Perhaps Leicester wouldn’t have been quite so easy to score against had Premier League winner Kasper Schmeichel not been allowed to leave to join Nice.
Schmeichel had established himself as one of the top stoppers in the Premier League, and most were utterly mystified when he joined the Ligue 1 side, including him.
“Well, my contract was coming up and I wasn’t really getting any response [from Leicester],” Schmeichel told The Times. “I’d have loved to have stayed at Leicester but that wasn’t what was meant to happen. I love the club.”
Outwardly, Schmeichel and Rodgers were very complimentary of each other, and yet reports from very proven well-informed journalists described the relationship as ‘fractious.’
Whatever the reason for Schmeichel leaving, it was a grim moment for Rodgers. He was left with Danny Ward, who has been nowhere near the same level, he lost a real leader from his squad and the results have ultimately spoken for themselves.
If there was one result that ultimately summed up Leicester’s struggles this season under Brendan Rodgers, then it was this. It promised so much yet was blighted by inexplicable humiliating self-implosion.
When Kieran Dewsbury-Hall put the Foxes a goal up at Anfield, everything looked like it was going brilliantly. Rodgers’ team had won six of their last eight games in all competitions and Liverpool looked vulnerable.
On a personal level, Rodgers was back at a club who had sacked him and really showing them his worth as well. It was all going splendidly.
However, two Wout Faes own-goals in seven minutes before half-time knocked the stuffing clean out of them. They went from a bang in-form confident team about to put Liverpool to the sword to national laughing stock within minutes – and it was entirely their own doing.
Crystal Palace had no wins in 13 games and had only managed a handful of shots in the previous six weeks when Leicester arrived at Selhurst Park for a crucial relegation six-pointed.
Sure, the Eagles had Roy Hodgson back in the dugout for his first game since being reappointed, but any benefit to that was surely cancelled out by Palace star man Wilfried Zaha limping off half-way through the contest.
Palace were shot-shy to a crippling extent, they even they managed to pepper the Leicester goal with countless attempts throughout the 90 minutes.
Leicester took the lead through Ricardo Perreira early in the second half. One nil up, crucial game, opposition confidence on the floor and their best player off the pitch…plain sailing surely? Not for Leicester.

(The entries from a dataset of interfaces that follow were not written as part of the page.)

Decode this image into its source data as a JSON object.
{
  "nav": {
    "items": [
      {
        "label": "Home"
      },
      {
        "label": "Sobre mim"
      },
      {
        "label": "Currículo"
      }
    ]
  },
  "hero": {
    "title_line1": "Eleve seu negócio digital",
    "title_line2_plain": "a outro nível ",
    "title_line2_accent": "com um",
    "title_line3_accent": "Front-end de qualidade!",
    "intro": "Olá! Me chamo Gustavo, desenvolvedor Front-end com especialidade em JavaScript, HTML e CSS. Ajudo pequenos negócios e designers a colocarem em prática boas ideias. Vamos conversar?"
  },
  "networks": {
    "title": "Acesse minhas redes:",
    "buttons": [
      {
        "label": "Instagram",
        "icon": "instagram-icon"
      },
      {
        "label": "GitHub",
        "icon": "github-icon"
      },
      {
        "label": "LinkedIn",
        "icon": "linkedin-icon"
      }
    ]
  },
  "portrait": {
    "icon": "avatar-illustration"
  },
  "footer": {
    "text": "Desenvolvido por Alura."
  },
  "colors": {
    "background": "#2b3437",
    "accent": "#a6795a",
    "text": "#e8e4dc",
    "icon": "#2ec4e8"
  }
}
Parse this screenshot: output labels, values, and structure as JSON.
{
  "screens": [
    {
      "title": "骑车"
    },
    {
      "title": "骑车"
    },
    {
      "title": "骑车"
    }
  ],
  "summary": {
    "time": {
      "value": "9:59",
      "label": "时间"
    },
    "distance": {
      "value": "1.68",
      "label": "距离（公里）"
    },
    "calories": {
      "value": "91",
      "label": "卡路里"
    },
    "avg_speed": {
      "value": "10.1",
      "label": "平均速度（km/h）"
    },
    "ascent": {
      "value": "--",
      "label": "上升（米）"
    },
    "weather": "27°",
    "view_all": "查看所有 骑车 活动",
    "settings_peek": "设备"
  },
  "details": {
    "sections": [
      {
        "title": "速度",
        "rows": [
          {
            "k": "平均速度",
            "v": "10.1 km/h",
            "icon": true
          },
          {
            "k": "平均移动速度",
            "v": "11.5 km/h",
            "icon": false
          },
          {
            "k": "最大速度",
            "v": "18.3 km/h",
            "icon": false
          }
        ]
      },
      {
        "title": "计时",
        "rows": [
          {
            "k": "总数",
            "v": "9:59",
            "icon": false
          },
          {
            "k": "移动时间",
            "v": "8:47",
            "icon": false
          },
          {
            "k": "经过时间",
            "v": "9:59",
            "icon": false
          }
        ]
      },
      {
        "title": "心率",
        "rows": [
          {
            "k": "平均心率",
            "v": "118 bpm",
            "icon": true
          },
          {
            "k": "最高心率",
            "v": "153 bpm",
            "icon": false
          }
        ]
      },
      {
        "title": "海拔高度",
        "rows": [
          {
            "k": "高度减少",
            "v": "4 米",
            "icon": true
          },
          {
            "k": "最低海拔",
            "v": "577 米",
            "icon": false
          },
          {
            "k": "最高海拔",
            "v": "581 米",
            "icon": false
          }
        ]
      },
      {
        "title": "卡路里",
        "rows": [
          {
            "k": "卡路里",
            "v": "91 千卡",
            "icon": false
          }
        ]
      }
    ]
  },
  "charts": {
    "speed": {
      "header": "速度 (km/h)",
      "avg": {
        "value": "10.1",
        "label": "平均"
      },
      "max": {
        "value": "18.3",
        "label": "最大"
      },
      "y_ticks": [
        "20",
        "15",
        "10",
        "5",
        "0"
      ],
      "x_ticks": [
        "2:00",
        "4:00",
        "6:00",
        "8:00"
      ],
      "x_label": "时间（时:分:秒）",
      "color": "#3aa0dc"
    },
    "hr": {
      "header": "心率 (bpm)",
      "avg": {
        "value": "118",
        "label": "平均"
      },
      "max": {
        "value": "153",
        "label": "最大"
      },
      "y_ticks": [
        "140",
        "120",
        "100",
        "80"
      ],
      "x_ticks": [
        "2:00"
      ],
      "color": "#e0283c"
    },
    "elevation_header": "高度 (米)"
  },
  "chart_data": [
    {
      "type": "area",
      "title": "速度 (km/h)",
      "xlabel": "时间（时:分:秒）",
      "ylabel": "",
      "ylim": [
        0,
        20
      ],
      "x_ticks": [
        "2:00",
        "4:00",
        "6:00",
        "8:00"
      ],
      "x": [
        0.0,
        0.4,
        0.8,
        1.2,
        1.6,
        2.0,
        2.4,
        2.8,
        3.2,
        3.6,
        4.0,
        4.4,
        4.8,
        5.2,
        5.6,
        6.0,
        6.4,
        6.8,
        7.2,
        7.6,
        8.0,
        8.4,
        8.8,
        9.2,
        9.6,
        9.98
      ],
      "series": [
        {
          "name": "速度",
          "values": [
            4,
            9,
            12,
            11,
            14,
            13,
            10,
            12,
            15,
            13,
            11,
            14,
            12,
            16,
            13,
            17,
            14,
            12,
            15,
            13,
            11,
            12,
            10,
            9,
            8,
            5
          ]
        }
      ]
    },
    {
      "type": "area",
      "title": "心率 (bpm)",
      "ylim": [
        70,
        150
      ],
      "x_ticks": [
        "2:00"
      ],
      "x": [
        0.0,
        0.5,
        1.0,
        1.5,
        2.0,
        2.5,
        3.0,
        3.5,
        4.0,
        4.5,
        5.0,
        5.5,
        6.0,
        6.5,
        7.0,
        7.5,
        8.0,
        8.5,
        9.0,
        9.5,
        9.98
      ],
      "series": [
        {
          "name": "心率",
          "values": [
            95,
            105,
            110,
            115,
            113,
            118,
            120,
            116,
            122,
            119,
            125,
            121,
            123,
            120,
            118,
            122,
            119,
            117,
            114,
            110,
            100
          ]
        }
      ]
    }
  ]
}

Again, an own goal, this time from goalkeeper Daniel Iversen, was their undoing before Jean-Philippe Mateta won it for Crystal Palace deep into injury time.